The plan is that curbside cafes would not be allowed to extend the controversial bike lanes that are already in place throughout the city. A restaurant’s curbside café could replace as much as 25 feet worth of parking spaces. Again, this smacks a motorist right in the face with yet more inconvenience as they will lose yet more parking spaces on the streets where many popular businesses are. One curbside café would be allowed on each side of a city block, but downtown restaurants would not be allowed to engage in such an operation.
And as far as booze is concerned. No. Drinking out on the sidewalks and streets of Chicago is still not to be permitted. The curbside cafes would operate from May 1 through Sept. 30 as that is when the weather would permit such an operation. Naturally, there is a financial advantage for the city in all of this, too. A business would have to pay $100 annually to engage in the ordinance’s plan. The restaurant would have to set up a platform the same height as the sidewalk and a fence to separate diners from the cars driving past with their exhaust fumes. Many restaurants already have sidewalk cafes. They work very well. But pushing the restaurants’ patrons closer to the traffic doesn’t strike a desirable chord to many. Many are logically asking whether or not the Chicago City Council can spell the words “potential disaster?” If not, hopefully they can spell “fail.”

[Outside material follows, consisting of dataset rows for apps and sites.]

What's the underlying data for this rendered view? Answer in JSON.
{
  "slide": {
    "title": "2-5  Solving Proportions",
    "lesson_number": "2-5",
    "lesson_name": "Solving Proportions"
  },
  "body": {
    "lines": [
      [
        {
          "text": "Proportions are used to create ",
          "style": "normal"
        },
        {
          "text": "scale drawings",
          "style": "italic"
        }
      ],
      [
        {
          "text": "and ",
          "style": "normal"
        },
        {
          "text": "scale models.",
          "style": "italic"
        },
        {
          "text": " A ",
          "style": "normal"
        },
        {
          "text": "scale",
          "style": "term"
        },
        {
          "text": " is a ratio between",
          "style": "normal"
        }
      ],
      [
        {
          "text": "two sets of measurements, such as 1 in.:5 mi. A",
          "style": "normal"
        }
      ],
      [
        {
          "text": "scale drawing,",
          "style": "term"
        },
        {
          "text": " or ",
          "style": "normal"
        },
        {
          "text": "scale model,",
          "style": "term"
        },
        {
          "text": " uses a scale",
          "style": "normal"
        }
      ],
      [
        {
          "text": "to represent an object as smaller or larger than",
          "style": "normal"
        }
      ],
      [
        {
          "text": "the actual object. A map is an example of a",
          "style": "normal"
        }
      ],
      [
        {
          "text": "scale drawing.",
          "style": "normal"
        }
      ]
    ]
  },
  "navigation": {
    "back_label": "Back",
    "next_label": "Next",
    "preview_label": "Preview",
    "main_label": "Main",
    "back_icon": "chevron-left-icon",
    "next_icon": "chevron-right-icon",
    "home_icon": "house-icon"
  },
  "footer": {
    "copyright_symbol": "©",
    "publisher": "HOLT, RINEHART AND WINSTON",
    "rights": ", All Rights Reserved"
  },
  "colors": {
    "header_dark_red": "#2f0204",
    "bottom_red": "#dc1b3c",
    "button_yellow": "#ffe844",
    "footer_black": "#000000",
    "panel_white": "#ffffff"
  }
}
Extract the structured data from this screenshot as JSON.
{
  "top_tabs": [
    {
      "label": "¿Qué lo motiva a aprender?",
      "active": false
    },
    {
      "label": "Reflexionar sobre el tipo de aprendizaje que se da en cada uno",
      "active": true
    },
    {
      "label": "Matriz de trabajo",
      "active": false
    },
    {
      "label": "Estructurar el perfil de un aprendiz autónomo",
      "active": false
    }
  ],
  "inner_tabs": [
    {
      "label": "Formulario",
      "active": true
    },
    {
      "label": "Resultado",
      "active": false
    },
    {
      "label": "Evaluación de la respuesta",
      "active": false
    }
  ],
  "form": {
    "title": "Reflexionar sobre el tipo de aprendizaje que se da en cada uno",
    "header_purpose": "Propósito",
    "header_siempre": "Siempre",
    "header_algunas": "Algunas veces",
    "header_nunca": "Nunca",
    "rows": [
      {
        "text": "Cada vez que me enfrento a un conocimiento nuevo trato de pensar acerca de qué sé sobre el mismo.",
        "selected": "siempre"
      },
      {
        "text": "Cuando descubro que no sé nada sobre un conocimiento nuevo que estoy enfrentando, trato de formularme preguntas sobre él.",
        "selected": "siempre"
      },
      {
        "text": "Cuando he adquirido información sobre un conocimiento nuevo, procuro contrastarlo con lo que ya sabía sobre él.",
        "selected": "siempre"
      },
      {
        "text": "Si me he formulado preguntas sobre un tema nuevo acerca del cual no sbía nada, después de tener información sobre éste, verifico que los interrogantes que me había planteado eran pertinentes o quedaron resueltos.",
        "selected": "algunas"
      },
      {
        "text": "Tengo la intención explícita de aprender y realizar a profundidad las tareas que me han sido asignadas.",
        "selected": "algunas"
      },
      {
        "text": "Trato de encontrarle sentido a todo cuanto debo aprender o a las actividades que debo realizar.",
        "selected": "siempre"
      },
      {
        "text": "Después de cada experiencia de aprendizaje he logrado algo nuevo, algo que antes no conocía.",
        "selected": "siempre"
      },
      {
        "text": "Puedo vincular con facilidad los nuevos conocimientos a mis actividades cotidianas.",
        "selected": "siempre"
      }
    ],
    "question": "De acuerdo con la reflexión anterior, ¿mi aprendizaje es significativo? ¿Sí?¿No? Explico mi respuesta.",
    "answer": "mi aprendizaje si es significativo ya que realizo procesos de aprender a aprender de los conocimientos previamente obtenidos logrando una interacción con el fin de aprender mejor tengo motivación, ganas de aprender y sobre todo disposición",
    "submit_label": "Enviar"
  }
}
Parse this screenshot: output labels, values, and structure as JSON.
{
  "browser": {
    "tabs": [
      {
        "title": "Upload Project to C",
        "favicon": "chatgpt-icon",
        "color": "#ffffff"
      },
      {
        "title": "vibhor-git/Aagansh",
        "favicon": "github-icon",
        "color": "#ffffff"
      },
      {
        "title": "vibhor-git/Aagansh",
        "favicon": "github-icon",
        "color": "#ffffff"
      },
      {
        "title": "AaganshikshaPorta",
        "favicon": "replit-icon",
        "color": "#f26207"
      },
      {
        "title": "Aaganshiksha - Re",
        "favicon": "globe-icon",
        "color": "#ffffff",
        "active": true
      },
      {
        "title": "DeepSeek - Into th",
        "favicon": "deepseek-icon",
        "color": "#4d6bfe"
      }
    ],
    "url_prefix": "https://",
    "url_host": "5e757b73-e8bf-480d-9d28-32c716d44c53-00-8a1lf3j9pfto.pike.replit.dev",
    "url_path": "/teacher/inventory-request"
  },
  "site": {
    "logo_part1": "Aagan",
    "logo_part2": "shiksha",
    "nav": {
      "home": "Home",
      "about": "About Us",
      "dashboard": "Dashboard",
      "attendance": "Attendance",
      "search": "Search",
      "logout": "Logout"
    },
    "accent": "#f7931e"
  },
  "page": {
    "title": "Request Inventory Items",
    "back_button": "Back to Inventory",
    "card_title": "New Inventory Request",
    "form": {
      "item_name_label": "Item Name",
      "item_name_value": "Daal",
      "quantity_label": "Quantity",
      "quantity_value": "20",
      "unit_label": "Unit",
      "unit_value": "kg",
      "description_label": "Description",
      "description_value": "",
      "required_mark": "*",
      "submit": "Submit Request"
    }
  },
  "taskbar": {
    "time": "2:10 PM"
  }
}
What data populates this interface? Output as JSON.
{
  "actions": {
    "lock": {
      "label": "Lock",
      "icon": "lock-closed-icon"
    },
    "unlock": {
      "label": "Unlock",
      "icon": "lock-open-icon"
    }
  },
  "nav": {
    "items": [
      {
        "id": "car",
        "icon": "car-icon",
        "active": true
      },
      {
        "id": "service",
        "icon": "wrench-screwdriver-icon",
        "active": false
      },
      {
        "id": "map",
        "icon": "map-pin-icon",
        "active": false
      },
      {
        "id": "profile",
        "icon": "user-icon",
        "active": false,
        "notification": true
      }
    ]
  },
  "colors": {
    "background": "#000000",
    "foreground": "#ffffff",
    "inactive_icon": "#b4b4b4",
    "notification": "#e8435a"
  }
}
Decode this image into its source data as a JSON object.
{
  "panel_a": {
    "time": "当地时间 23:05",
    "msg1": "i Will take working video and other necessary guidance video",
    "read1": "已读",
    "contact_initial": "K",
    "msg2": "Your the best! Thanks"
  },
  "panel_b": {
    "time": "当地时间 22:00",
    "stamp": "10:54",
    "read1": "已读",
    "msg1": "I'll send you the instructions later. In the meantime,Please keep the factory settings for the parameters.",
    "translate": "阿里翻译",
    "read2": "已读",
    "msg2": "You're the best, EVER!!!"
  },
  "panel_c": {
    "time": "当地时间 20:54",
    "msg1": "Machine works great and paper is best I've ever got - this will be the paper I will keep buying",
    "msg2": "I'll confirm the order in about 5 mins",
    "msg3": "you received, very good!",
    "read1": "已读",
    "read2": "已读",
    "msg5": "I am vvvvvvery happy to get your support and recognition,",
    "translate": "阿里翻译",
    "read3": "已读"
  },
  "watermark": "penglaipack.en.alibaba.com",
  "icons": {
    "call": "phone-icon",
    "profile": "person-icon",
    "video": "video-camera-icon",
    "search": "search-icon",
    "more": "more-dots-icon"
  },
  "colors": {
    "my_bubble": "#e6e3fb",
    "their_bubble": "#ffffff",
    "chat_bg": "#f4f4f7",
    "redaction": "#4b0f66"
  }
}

This comes just days before the city’s new and extremely controversial “no plastic bags” law goes into effect on August 1. While in other city governance news, Crain’s reports that a property tax hike may be in the offing. The city has many hurdles to jump, financially, and a property tax hike may be the last on the list of needed fixes. The city currently has a $250 million – or greater – pension problem that needs to be addressed now.
Perhaps, the alderman can grab coffee and snack and and discuss it out on the curb in the city’s traffic – where they’re considering to send the city’s patrons to eat. But seriously, the City Council should consider plans that would get the people who “have to eat on the streets” – also known as the Chicago homeless – off the streets. Of course, that would involve the city spending money instead of making money.